* Task to complete: Nothing but the records themselves, exactly as written and free of pictures, should appear in your response.

* Data section:
-- Opening Marker --
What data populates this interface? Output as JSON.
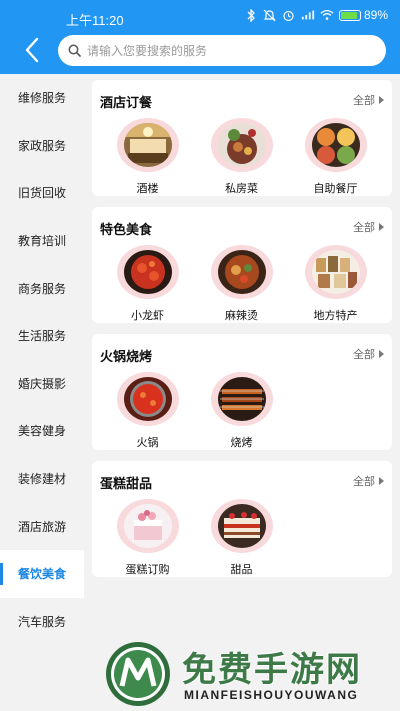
{
  "status": {
    "time": "上午11:20",
    "battery": "89%"
  },
  "search": {
    "placeholder": "请输入您要搜索的服务"
  },
  "sidebar": {
    "items": [
      {
        "label": "维修服务"
      },
      {
        "label": "家政服务"
      },
      {
        "label": "旧货回收"
      },
      {
        "label": "教育培训"
      },
      {
        "label": "商务服务"
      },
      {
        "label": "生活服务"
      },
      {
        "label": "婚庆摄影"
      },
      {
        "label": "美容健身"
      },
      {
        "label": "装修建材"
      },
      {
        "label": "酒店旅游"
      },
      {
        "label": "餐饮美食"
      },
      {
        "label": "汽车服务"
      }
    ],
    "active": "餐饮美食"
  },
  "sections": [
    {
      "title": "酒店订餐",
      "all": "全部",
      "items": [
        {
          "label": "酒楼"
        },
        {
          "label": "私房菜"
        },
        {
          "label": "自助餐厅"
        }
      ]
    },
    {
      "title": "特色美食",
      "all": "全部",
      "items": [
        {
          "label": "小龙虾"
        },
        {
          "label": "麻辣烫"
        },
        {
          "label": "地方特产"
        }
      ]
    },
    {
      "title": "火锅烧烤",
      "all": "全部",
      "items": [
        {
          "label": "火锅"
        },
        {
          "label": "烧烤"
        }
      ]
    },
    {
      "title": "蛋糕甜品",
      "all": "全部",
      "items": [
        {
          "label": "蛋糕订购"
        },
        {
          "label": "甜品"
        }
      ]
    }
  ],
  "watermark": {
    "title": "免费手游网",
    "subtitle": "MIANFEISHOUYOUWANG"
  },
  "colors": {
    "header": "#2196f3",
    "accent": "#1e88e5",
    "thumb_ring": "#f8dadc"
  }
}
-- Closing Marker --
* Output for this task:
What data populates this interface? Output as JSON.
{
  "status": {
    "time": "上午11:20",
    "battery": "89%"
  },
  "search": {
    "placeholder": "请输入您要搜索的服务"
  },
  "sidebar": {
    "items": [
      {
        "label": "维修服务"
      },
      {
        "label": "家政服务"
      },
      {
        "label": "旧货回收"
      },
      {
        "label": "教育培训"
      },
      {
        "label": "商务服务"
      },
      {
        "label": "生活服务"
      },
      {
        "label": "婚庆摄影"
      },
      {
        "label": "美容健身"
      },
      {
        "label": "装修建材"
      },
      {
        "label": "酒店旅游"
      },
      {
        "label": "餐饮美食"
      },
      {
        "label": "汽车服务"
      }
    ],
    "active": "餐饮美食"
  },
  "sections": [
    {
      "title": "酒店订餐",
      "all": "全部",
      "items": [
        {
          "label": "酒楼"
        },
        {
          "label": "私房菜"
        },
        {
          "label": "自助餐厅"
        }
      ]
    },
    {
      "title": "特色美食",
      "all": "全部",
      "items": [
        {
          "label": "小龙虾"
        },
        {
          "label": "麻辣烫"
        },
        {
          "label": "地方特产"
        }
      ]
    },
    {
      "title": "火锅烧烤",
      "all": "全部",
      "items": [
        {
          "label": "火锅"
        },
        {
          "label": "烧烤"
        }
      ]
    },
    {
      "title": "蛋糕甜品",
      "all": "全部",
      "items": [
        {
          "label": "蛋糕订购"
        },
        {
          "label": "甜品"
        }
      ]
    }
  ],
  "watermark": {
    "title": "免费手游网",
    "subtitle": "MIANFEISHOUYOUWANG"
  },
  "colors": {
    "header": "#2196f3",
    "accent": "#1e88e5",
    "thumb_ring": "#f8dadc"
  }
}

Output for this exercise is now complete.